-- The records follows --

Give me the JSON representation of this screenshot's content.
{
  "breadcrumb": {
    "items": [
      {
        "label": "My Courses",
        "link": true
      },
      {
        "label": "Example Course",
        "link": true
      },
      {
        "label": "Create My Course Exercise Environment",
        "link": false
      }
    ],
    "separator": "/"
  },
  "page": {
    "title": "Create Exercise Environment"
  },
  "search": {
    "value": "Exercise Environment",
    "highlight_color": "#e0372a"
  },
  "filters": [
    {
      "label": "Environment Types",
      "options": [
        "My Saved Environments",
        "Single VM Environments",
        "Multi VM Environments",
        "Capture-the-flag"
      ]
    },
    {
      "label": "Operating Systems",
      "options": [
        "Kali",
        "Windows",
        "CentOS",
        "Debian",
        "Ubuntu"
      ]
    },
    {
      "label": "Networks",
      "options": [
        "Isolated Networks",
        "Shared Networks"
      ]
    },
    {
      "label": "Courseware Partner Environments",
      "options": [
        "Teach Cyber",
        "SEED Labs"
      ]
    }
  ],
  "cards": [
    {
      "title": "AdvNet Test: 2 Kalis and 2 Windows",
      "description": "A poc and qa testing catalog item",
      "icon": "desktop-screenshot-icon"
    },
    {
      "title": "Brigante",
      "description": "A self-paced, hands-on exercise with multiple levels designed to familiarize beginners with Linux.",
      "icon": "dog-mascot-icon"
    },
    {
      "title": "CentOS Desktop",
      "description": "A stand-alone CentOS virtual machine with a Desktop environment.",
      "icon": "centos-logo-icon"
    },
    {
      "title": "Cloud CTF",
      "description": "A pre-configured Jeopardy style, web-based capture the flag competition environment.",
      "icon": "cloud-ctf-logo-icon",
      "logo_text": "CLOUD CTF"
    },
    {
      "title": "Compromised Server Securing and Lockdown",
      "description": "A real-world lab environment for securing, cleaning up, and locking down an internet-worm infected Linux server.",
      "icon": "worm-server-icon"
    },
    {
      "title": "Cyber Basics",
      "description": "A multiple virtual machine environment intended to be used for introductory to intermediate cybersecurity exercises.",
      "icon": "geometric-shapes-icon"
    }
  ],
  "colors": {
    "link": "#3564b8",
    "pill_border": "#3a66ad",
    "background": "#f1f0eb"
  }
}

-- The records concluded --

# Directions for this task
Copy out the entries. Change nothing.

# Solved problem
Give me the JSON representation of this screenshot's content.
{
  "breadcrumb": {
    "items": [
      {
        "label": "My Courses",
        "link": true
      },
      {
        "label": "Example Course",
        "link": true
      },
      {
        "label": "Create My Course Exercise Environment",
        "link": false
      }
    ],
    "separator": "/"
  },
  "page": {
    "title": "Create Exercise Environment"
  },
  "search": {
    "value": "Exercise Environment",
    "highlight_color": "#e0372a"
  },
  "filters": [
    {
      "label": "Environment Types",
      "options": [
        "My Saved Environments",
        "Single VM Environments",
        "Multi VM Environments",
        "Capture-the-flag"
      ]
    },
    {
      "label": "Operating Systems",
      "options": [
        "Kali",
        "Windows",
        "CentOS",
        "Debian",
        "Ubuntu"
      ]
    },
    {
      "label": "Networks",
      "options": [
        "Isolated Networks",
        "Shared Networks"
      ]
    },
    {
      "label": "Courseware Partner Environments",
      "options": [
        "Teach Cyber",
        "SEED Labs"
      ]
    }
  ],
  "cards": [
    {
      "title": "AdvNet Test: 2 Kalis and 2 Windows",
      "description": "A poc and qa testing catalog item",
      "icon": "desktop-screenshot-icon"
    },
    {
      "title": "Brigante",
      "description": "A self-paced, hands-on exercise with multiple levels designed to familiarize beginners with Linux.",
      "icon": "dog-mascot-icon"
    },
    {
      "title": "CentOS Desktop",
      "description": "A stand-alone CentOS virtual machine with a Desktop environment.",
      "icon": "centos-logo-icon"
    },
    {
      "title": "Cloud CTF",
      "description": "A pre-configured Jeopardy style, web-based capture the flag competition environment.",
      "icon": "cloud-ctf-logo-icon",
      "logo_text": "CLOUD CTF"
    },
    {
      "title": "Compromised Server Securing and Lockdown",
      "description": "A real-world lab environment for securing, cleaning up, and locking down an internet-worm infected Linux server.",
      "icon": "worm-server-icon"
    },
    {
      "title": "Cyber Basics",
      "description": "A multiple virtual machine environment intended to be used for introductory to intermediate cybersecurity exercises.",
      "icon": "geometric-shapes-icon"
    }
  ],
  "colors": {
    "link": "#3564b8",
    "pill_border": "#3a66ad",
    "background": "#f1f0eb"
  }
}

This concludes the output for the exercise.